PROBLEM DESCRIPTION> Show every line of the data below that includes the word "серый".

[Data items]
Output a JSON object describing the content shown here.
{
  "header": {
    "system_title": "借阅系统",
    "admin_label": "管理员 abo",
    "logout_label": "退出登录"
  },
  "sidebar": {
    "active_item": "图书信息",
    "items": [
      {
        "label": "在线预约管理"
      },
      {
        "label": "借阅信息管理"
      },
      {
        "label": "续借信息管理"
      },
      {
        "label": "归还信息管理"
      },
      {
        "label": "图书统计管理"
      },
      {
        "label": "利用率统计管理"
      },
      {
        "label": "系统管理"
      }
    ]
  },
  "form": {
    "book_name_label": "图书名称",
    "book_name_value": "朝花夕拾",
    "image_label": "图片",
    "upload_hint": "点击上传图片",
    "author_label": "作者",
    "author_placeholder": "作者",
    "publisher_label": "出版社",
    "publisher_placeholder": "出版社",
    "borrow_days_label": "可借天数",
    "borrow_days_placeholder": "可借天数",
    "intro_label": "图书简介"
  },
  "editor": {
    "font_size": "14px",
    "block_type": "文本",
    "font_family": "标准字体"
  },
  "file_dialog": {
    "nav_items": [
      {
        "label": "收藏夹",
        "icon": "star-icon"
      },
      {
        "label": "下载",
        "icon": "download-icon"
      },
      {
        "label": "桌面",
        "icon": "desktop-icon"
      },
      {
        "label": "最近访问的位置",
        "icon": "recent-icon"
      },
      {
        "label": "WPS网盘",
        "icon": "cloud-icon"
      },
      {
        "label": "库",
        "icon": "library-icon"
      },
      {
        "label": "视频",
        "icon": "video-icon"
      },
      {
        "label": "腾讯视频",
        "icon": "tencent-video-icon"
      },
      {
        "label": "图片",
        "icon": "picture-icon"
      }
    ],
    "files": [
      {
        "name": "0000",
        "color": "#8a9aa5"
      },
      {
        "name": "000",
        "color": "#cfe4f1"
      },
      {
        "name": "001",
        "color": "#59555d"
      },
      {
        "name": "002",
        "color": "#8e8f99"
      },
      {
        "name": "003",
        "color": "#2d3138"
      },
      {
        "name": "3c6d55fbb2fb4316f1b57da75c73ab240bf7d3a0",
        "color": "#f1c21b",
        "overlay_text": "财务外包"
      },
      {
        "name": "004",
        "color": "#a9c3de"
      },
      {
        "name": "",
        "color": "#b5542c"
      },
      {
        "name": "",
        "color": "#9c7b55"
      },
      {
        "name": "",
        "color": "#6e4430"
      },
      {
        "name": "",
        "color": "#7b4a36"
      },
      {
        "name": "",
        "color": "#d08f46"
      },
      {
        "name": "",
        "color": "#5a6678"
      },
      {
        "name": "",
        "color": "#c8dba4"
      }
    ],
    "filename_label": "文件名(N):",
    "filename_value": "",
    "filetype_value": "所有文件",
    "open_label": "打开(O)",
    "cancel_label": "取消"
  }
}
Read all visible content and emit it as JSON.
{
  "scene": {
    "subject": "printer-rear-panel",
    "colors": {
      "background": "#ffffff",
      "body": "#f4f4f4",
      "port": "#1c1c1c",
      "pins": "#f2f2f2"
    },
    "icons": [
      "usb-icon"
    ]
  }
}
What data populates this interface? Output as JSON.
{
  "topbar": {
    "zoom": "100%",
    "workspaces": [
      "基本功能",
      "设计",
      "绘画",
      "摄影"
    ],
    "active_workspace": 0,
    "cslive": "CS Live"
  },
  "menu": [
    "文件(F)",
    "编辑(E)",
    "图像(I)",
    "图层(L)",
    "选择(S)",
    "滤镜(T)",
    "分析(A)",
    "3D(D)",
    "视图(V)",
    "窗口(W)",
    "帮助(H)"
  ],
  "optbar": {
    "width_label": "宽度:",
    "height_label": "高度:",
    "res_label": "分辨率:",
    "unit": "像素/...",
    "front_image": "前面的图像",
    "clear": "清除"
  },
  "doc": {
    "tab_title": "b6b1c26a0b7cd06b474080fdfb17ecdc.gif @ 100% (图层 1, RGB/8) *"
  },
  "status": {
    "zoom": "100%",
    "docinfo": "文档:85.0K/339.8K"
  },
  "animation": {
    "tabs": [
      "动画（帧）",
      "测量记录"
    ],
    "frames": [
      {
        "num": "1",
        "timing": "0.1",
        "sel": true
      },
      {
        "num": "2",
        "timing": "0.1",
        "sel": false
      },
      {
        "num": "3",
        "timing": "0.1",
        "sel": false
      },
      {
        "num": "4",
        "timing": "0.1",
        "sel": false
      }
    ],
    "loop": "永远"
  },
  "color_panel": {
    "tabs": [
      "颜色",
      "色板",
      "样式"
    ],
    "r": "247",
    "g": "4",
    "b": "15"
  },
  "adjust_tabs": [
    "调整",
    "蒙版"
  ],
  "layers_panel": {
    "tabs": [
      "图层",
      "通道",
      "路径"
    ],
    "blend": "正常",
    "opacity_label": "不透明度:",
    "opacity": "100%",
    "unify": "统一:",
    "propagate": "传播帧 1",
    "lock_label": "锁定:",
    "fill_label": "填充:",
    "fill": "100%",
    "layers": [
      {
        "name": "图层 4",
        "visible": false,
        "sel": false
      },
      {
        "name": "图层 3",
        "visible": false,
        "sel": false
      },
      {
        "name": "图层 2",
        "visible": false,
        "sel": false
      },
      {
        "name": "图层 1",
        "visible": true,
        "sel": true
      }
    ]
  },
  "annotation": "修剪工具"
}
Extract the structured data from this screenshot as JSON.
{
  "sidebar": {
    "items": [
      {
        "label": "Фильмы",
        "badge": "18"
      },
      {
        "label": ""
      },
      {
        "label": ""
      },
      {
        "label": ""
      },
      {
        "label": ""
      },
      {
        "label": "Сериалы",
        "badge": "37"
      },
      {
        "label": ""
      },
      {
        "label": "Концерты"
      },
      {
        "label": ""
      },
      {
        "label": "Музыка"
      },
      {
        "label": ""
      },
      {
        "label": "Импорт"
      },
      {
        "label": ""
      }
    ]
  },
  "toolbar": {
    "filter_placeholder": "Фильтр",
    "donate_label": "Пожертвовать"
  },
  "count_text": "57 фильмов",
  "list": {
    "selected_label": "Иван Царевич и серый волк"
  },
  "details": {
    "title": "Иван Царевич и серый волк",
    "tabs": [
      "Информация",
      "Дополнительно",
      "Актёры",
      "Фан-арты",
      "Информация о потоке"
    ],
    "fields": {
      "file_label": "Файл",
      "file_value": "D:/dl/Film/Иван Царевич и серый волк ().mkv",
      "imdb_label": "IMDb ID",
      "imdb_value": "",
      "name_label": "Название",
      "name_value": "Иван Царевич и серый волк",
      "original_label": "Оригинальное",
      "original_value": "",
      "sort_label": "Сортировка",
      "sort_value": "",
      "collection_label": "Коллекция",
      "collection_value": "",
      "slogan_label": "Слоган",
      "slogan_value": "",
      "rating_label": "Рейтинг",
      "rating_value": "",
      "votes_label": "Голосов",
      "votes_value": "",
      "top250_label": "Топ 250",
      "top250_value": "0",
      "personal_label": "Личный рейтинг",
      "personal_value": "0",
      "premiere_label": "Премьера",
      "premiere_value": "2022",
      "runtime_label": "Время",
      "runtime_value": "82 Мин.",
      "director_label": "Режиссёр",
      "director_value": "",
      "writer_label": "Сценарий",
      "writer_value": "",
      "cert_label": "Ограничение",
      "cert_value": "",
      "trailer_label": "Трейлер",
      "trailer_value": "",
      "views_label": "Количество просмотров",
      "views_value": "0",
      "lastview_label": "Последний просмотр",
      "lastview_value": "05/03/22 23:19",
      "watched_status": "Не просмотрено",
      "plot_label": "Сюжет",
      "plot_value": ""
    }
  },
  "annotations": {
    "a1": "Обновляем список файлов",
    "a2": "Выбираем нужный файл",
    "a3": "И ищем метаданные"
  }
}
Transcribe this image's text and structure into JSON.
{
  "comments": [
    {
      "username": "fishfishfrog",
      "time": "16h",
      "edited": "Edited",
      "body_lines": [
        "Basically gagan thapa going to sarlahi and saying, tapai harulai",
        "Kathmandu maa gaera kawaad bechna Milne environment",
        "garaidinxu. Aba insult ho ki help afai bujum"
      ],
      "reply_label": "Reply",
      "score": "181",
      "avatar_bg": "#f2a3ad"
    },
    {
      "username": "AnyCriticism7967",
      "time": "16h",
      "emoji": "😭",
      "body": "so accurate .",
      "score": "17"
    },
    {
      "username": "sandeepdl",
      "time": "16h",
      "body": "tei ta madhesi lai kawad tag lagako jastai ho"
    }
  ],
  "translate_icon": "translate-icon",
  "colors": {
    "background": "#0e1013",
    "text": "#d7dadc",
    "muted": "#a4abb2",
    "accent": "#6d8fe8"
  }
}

REPLY TO THE EXERCISE>
    "selected_label": "Иван Царевич и серый волк"
    "title": "Иван Царевич и серый волк",
      "file_value": "D:/dl/Film/Иван Царевич и серый волк ().mkv",
      "name_value": "Иван Царевич и серый волк",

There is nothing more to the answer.